_Try it:_ Gather each line in the entries that includes the string "value".

_Task material:_
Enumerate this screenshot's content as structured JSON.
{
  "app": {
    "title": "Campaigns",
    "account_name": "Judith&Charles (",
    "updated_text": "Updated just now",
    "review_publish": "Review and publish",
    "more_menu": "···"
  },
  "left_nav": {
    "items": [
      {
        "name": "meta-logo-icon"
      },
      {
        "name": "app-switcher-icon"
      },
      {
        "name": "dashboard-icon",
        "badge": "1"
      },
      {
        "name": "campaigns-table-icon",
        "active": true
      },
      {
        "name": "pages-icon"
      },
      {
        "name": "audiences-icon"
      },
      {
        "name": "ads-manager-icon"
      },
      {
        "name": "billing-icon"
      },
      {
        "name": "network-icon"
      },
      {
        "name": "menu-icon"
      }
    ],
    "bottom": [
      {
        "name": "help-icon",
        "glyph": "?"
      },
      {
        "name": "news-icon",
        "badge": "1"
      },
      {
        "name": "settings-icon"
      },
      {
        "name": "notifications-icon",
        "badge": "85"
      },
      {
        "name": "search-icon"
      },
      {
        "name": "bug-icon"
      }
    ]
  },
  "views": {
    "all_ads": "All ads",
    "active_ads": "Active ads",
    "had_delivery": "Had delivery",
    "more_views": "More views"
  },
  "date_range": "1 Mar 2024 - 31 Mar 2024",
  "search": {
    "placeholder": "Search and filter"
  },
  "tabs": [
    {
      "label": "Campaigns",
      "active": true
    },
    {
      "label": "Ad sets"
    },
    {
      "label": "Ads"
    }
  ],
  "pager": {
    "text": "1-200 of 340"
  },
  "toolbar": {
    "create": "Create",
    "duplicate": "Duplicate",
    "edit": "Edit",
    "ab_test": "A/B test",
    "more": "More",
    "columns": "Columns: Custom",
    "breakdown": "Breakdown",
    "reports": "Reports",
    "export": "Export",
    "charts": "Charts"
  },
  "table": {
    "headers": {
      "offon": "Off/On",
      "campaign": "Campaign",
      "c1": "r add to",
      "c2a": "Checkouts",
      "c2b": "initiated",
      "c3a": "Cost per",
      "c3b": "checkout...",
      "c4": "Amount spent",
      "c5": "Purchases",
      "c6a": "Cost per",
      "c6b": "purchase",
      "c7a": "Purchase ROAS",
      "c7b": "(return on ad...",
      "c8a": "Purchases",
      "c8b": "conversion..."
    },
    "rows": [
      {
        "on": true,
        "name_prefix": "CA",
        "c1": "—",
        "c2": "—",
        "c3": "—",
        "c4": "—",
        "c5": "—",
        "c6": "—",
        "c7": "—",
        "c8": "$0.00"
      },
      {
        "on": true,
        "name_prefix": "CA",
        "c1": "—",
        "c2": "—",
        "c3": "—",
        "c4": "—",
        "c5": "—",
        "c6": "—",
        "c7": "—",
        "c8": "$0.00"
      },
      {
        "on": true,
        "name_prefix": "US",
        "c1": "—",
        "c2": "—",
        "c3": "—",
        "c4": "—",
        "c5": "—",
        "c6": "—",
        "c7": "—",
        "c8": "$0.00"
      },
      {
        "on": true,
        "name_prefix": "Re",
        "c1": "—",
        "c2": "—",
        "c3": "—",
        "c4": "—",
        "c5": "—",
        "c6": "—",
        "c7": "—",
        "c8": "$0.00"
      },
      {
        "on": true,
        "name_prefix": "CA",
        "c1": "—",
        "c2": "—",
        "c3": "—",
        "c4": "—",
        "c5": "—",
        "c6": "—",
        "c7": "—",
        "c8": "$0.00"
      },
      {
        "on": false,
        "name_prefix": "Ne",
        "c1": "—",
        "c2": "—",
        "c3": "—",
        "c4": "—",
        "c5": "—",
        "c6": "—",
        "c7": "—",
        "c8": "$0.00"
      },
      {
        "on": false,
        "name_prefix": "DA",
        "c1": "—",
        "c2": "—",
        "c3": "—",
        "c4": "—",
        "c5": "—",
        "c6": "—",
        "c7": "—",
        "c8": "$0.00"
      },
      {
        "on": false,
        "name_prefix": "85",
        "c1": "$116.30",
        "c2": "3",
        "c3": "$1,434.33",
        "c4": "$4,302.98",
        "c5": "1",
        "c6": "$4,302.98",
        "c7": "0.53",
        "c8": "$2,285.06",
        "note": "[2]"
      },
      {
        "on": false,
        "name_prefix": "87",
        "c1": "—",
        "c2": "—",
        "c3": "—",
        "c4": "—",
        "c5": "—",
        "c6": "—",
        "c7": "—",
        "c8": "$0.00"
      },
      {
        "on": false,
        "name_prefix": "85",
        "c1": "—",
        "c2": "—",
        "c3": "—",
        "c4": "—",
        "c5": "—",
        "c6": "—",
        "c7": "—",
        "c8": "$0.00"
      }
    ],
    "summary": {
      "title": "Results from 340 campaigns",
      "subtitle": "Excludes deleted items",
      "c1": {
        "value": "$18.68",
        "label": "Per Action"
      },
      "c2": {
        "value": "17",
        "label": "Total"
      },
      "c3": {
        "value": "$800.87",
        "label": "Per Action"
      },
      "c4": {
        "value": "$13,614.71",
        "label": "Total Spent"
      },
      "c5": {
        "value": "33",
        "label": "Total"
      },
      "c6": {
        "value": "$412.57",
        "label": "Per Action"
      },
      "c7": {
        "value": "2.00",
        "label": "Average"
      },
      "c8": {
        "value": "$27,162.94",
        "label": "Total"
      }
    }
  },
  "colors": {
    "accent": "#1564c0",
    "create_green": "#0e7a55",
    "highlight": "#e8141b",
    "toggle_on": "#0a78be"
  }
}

_Response area:_
        "value": "$18.68",
        "value": "17",
        "value": "$800.87",
        "value": "$13,614.71",
        "value": "33",
        "value": "$412.57",
        "value": "2.00",
        "value": "$27,162.94",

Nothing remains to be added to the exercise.